DOI: 10.1074/jbc.M110.183483 DOI Help
PMID: 21062738 PMID Help

Authors: Andrea Gumiero (University of Leicester) , Clive L. Metcalfe (University of Leicester) , Emma Raven (University of Leicester) , Peter C. E. Moody (University of Leicester) , Arwen Pearson (University of Leeds)
Co-authored by industrial partner: No

Type: Journal Paper
Journal: Journal Of Biological Chemistry , VOL 286 , PAGES 1260-1268.

State: Published (Approved)
Published: January 2011
Diamond Proposal Number(s): 6388

Open Access Open Access

Abstract: Heme enzymes are ubiquitous in biology and catalyze a vast array of biological redox processes. The formation of high valent ferryl intermediates of the heme iron (known as Compounds I and Compound II) is implicated for a number of catalytic heme enzymes, but these species are formed only transiently and thus have proved somewhat elusive. In consequence, there has been conflicting evidence as to the nature of these ferryl intermediates in a number of different heme enzymes, in particular the precise nature of the bond between the heme iron and the bound oxygen atom. In this work, we present high resolution crystal structures of both Compound I and Compound II intermediates in two different heme peroxidase enzymes, cytochrome c peroxidase and ascorbate peroxidase, allowing direct and accurate comparison of the bonding interactions in the different intermediates. A consistent picture emerges across all structures, showing lengthening of the ferryl oxygen bond (and presumed protonation) on reduction of Compound I to Compound II. These data clarify long standing inconsistencies on the nature of the ferryl heme species in these intermediates.

Journal Keywords: Cytochrome c; Cytochrome P450; HemeHemoglobin Myoglobin; Peroxidase

Diamond Keywords: Enzymes

Subject Areas: Biology and Bio-materials

Instruments: I04-Macromolecular Crystallography

Other Facilities: ESRF

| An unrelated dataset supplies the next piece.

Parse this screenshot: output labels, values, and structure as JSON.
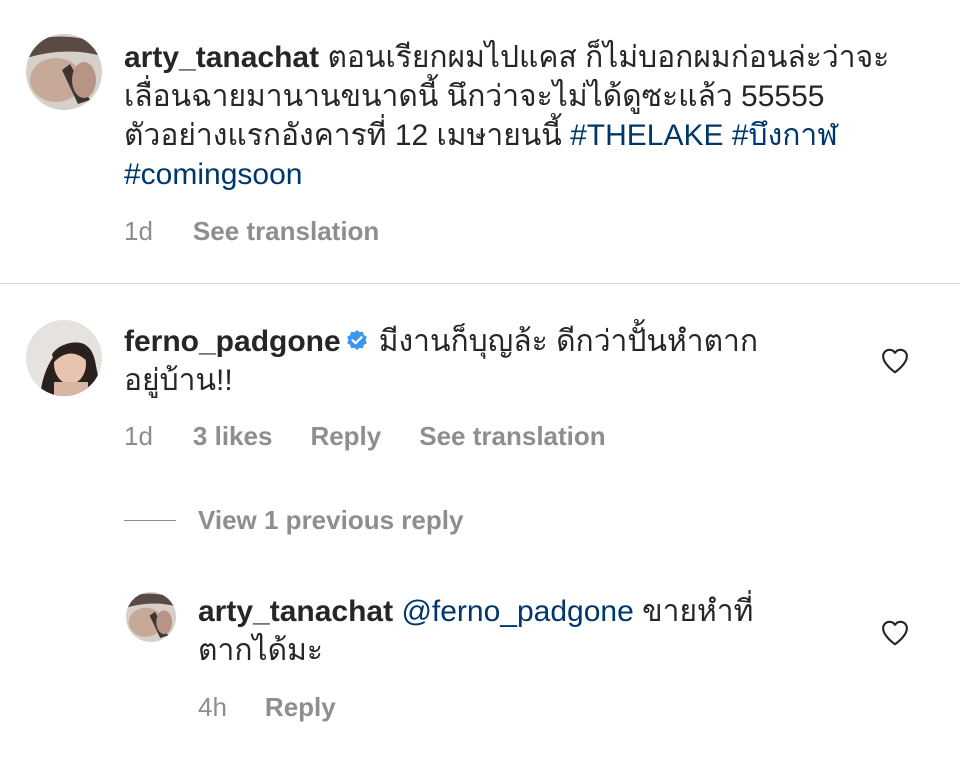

Added On: 10/01/2011 16:16


Discipline Tags:

Structural biology Life Sciences & Biotech

Technical Tags:

Diffraction Macromolecular Crystallography (MX)